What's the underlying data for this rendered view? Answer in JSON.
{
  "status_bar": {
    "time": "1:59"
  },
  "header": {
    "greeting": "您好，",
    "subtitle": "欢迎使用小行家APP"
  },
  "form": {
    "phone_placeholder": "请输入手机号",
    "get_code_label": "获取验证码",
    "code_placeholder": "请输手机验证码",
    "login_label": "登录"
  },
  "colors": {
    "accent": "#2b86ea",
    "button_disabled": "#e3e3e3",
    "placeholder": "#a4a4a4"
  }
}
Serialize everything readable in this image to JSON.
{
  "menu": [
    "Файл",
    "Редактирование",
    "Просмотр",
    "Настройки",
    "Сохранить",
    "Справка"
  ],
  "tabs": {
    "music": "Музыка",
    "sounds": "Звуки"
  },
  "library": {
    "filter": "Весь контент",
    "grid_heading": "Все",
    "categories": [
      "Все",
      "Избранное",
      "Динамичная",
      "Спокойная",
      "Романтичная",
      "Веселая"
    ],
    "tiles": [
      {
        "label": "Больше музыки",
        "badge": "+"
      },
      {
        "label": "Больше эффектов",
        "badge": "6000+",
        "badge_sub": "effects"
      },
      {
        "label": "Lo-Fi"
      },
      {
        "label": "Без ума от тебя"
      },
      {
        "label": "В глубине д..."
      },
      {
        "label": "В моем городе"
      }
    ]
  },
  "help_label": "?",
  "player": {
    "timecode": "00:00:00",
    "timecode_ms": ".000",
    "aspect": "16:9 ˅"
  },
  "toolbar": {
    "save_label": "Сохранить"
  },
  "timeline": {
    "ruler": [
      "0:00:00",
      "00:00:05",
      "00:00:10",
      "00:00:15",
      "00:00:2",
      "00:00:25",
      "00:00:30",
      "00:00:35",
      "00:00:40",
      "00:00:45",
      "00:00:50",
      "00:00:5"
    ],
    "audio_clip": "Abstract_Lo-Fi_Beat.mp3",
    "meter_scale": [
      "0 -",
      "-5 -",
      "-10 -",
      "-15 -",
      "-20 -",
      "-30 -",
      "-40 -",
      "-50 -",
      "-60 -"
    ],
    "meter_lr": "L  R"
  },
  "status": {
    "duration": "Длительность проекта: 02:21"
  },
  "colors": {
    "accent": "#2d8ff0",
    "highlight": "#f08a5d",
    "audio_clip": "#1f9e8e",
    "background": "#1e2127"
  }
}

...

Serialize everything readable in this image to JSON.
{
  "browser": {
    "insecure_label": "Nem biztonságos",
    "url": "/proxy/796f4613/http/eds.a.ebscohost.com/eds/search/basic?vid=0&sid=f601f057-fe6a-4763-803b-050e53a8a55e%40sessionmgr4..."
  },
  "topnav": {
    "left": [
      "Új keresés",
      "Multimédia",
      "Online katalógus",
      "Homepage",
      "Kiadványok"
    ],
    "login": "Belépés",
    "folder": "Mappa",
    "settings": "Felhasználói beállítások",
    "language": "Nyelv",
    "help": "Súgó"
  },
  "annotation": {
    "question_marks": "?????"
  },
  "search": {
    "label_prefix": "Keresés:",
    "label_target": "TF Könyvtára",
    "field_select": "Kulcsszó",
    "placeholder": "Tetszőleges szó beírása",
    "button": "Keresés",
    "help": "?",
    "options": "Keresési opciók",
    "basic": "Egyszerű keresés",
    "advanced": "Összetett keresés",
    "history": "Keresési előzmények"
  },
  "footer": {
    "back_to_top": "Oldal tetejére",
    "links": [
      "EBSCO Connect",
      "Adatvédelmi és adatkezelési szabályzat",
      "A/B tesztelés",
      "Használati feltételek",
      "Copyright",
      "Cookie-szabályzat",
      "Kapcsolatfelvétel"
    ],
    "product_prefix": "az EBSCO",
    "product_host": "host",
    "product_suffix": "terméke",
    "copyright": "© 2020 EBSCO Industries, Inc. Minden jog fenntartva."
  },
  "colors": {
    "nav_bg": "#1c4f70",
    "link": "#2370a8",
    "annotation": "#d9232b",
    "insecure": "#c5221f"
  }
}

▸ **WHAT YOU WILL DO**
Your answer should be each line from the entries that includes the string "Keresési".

▸ **EXERCISE SOLUTION**
    "options": "Keresési opciók",
    "history": "Keresési előzmények"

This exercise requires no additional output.